Ovid, the Roman poet, some 2,000 years ago, ended his masterwork “Metamorphoses” with these words: “I shall have mention on men’s lips forever, and, if the prophecies of bards have any truth, through all the ages, shall I live in fame.” His last Latin word was “vivam” – I shall live. He predicted his own immortality.
At the opening night performance of Rigoletto, Verdi predicted that by the next morning “La Donne e Mobile” would be on everyone’s lips throughout Italy and the world and would remain so. He was right. Immortality.
Homer immortalized Helen of Troy 3,000 years ago; without Homer, there is no Helen.
Others were not sure of their place. James Joyce wrote in his notebook “Today, the 16th of June, 1924, 20 years after. Will anybody remember this date?” The date that he was referring to was June 16, 1904, the day of Bloom’s travels through Dublin. Joyce was not sure that anyone would remember his Ulysses.
In truth, none of us are likely to be remembered in 100 years. Because, mostly only poets and composers and artists who can put daggers through the heart are immortal.
Yet, another truth is that what you and Arunma and Jim have done has had an enormous effect on the lives of hundreds of millions of humanity — even on those yet to be born. You have immortality but of a different kind. Less infant mortality; mothers will not die in childbirth; water is cleaner; there is a hope for a better life. Food, light, mobility, education are far more plentiful; hundreds of millions have been vaccinated, tens of millions will be aware of beauty and fairness, less violence, less starvation. Storms will abate. Ten-year-old little girls no longer will be standing knee-deep in the water harvesting rice; they will be in school. Hundreds of millions, because of what you have already done, will sing Verdi’s La Pensiero, a song of hope and freedom. That is immortality. And, not coincidentally, you have shown how development can be financed by savings outside of one’s own borders. You are the mothers and fathers of globalization. That too is immortality.
One day because of you a little girl from Bangladesh, not yet born, will be born. She would not be born were it not for you. Her lands were not washed away by the sea. She did not choke on Methane gas. Thanks to you. One day she will become the President of the World Bank or Secretary General of the United Nations or she will discover a cure for cancer. No, she will not ever have heard your name, but you have given her life. It’s just that your name will not be attached. You will have a different kind of immortality. VIVAM.
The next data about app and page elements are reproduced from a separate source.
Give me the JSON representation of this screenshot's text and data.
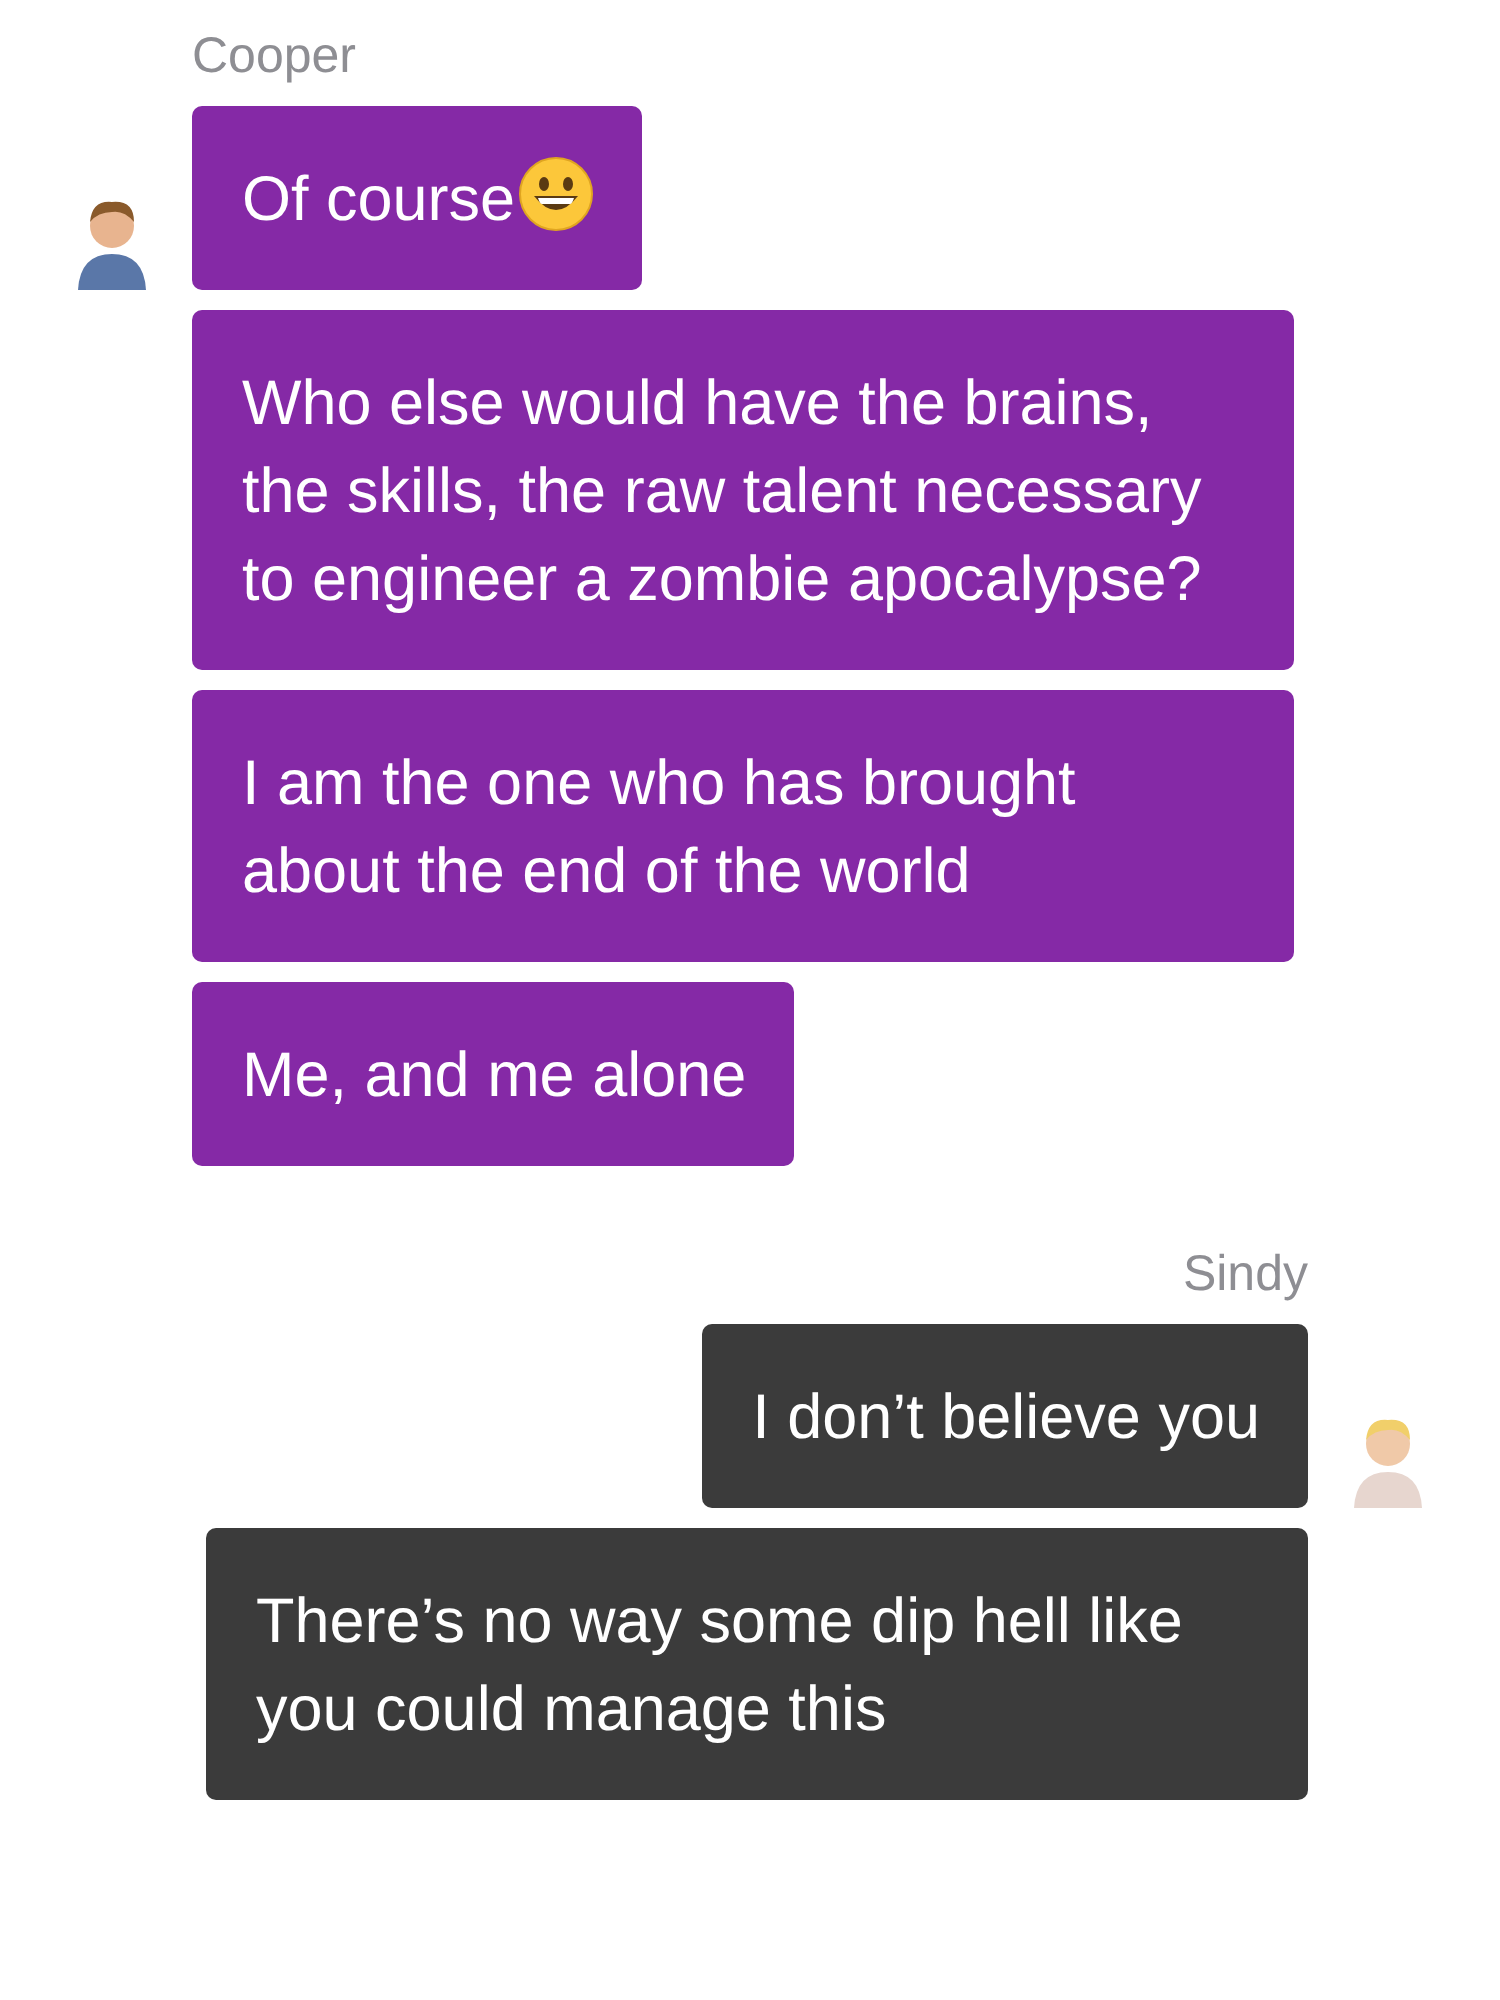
{
  "conversation": [
    {
      "sender": "Cooper",
      "kind": "incoming",
      "messages": [
        {
          "text": "Of course",
          "kind": "text_emoji"
        },
        {
          "text": "Who else would have the brains, the skills, the raw talent necessary to engineer a zombie apocalypse?",
          "kind": "text"
        },
        {
          "text": "I am the one who has brought about the end of the world",
          "kind": "text"
        },
        {
          "text": "Me, and me alone",
          "kind": "text"
        }
      ]
    },
    {
      "sender": "Sindy",
      "kind": "outgoing",
      "messages": [
        {
          "text": "I don’t believe you",
          "kind": "text"
        },
        {
          "text": "There’s no way some dip hell like you could manage this",
          "kind": "text"
        }
      ]
    }
  ]
}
You have been a leader, Arunma. To paraphrase only slightly the English poet, Byron:
“If we should meet thee
After long years
How should we greet thee
Madame President of Nigeria
With silence and tears?”
Or, perhaps less frivolously, the words of another English poet, Robert Bridges are relevant:
“We will not let thee go.
We hold thee by too many bands.
Thou sayest farewell, and lo!
We have thee by the hands,
And will not let thee go.”